-------- DATA EXCERPTS --------
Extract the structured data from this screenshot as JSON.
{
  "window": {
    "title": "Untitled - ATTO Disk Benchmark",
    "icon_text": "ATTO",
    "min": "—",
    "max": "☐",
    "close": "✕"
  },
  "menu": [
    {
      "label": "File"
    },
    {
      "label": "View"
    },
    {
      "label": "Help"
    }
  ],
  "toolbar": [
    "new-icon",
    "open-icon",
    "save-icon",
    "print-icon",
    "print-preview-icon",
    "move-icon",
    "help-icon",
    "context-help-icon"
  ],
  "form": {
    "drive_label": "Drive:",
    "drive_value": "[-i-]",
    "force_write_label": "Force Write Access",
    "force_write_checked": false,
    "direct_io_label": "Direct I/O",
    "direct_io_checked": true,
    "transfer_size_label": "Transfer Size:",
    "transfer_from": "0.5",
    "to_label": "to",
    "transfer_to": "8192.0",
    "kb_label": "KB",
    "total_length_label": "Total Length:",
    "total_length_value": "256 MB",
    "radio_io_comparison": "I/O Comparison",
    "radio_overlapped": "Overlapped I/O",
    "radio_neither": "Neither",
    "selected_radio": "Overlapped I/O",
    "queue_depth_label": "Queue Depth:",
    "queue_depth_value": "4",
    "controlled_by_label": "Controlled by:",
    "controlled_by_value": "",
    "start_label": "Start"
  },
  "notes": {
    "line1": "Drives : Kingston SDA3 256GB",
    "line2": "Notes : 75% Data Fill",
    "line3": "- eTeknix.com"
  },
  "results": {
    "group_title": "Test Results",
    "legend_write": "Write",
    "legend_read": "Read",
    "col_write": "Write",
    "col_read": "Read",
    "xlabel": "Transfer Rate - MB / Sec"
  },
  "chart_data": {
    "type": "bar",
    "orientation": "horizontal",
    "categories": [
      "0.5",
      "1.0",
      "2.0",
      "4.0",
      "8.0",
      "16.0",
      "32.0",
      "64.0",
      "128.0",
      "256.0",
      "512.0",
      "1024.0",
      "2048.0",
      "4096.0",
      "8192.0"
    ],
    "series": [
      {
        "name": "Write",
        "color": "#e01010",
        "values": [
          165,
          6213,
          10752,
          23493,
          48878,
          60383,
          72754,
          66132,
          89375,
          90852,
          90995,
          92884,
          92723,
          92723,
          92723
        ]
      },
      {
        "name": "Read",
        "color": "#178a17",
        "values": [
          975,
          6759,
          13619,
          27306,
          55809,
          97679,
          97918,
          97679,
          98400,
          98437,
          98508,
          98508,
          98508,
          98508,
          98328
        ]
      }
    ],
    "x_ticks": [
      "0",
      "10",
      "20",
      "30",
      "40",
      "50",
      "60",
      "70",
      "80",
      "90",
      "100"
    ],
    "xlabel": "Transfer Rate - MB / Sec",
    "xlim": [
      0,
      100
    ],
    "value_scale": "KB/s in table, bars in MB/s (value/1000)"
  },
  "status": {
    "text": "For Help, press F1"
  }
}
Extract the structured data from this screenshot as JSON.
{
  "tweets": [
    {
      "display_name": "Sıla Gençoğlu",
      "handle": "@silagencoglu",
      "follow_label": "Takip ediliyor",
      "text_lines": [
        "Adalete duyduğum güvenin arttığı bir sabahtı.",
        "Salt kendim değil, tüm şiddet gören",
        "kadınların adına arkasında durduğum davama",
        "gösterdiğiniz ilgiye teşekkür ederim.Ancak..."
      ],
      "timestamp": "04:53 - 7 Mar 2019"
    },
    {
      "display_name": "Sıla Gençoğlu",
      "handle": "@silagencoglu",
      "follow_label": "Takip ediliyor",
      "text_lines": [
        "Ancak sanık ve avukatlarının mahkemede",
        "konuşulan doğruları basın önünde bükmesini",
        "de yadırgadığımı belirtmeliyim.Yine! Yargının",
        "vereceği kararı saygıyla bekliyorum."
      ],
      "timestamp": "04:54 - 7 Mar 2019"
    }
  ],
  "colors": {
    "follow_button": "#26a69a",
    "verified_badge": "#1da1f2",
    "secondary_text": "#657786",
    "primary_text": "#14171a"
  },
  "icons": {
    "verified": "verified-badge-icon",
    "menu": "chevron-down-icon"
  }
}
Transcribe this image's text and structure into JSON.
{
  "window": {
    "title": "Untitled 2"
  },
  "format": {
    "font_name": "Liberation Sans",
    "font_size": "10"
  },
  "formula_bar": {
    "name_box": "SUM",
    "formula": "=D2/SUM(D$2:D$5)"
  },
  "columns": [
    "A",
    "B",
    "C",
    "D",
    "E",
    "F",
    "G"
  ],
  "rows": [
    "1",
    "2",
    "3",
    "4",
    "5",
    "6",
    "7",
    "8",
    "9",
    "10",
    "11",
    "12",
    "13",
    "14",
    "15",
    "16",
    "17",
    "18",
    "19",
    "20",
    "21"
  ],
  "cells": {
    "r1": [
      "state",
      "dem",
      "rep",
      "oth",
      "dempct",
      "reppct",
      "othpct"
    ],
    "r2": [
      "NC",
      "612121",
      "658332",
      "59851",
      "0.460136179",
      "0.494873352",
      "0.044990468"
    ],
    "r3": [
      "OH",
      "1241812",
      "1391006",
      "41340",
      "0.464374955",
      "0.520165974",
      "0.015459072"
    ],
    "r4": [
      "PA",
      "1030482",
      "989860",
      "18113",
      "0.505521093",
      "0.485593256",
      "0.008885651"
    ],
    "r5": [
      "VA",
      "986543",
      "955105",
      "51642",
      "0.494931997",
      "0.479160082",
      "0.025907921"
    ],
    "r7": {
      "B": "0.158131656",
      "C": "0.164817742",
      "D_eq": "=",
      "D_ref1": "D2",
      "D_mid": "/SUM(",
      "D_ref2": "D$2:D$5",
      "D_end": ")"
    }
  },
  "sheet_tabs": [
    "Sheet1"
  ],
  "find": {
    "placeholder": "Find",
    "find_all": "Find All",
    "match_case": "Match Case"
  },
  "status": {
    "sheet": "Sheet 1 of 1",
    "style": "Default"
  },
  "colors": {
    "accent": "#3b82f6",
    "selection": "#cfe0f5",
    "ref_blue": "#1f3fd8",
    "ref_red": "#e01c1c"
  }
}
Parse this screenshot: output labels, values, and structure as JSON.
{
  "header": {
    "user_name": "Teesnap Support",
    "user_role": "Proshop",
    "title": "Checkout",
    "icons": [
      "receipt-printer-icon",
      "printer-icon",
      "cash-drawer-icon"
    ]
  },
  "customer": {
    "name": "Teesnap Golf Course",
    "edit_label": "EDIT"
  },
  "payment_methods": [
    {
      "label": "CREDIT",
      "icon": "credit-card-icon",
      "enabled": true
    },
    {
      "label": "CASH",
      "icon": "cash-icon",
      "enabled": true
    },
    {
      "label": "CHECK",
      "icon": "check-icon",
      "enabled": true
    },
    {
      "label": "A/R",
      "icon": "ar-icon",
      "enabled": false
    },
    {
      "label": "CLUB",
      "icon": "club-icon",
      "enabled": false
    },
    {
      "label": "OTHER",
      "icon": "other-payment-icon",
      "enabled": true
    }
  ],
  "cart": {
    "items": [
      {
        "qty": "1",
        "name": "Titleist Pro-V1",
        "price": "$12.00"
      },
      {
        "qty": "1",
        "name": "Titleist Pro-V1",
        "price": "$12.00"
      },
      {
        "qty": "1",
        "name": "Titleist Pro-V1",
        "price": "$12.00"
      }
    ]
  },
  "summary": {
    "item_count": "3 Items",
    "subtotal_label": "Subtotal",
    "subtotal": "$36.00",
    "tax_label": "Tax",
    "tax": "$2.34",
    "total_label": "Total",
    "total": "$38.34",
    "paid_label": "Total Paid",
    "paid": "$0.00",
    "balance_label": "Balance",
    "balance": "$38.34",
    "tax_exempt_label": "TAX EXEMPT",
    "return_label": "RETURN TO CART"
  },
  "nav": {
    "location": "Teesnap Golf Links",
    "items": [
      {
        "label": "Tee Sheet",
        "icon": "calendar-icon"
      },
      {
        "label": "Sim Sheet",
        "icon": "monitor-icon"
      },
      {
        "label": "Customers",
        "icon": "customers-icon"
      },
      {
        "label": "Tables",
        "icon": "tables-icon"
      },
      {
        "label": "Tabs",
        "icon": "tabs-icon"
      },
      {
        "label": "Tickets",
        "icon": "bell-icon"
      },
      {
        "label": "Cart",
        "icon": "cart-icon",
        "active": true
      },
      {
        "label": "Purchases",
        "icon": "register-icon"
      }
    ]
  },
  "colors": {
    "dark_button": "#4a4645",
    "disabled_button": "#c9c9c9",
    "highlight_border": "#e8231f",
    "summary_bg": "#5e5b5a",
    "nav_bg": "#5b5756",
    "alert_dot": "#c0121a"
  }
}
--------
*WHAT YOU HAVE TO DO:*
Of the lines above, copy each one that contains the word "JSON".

*RESULT OF THE EXERCISE:*
Extract the structured data from this screenshot as JSON.
Extract the structured data from this screenshot as JSON.
Transcribe this image's text and structure into JSON.
Parse this screenshot: output labels, values, and structure as JSON.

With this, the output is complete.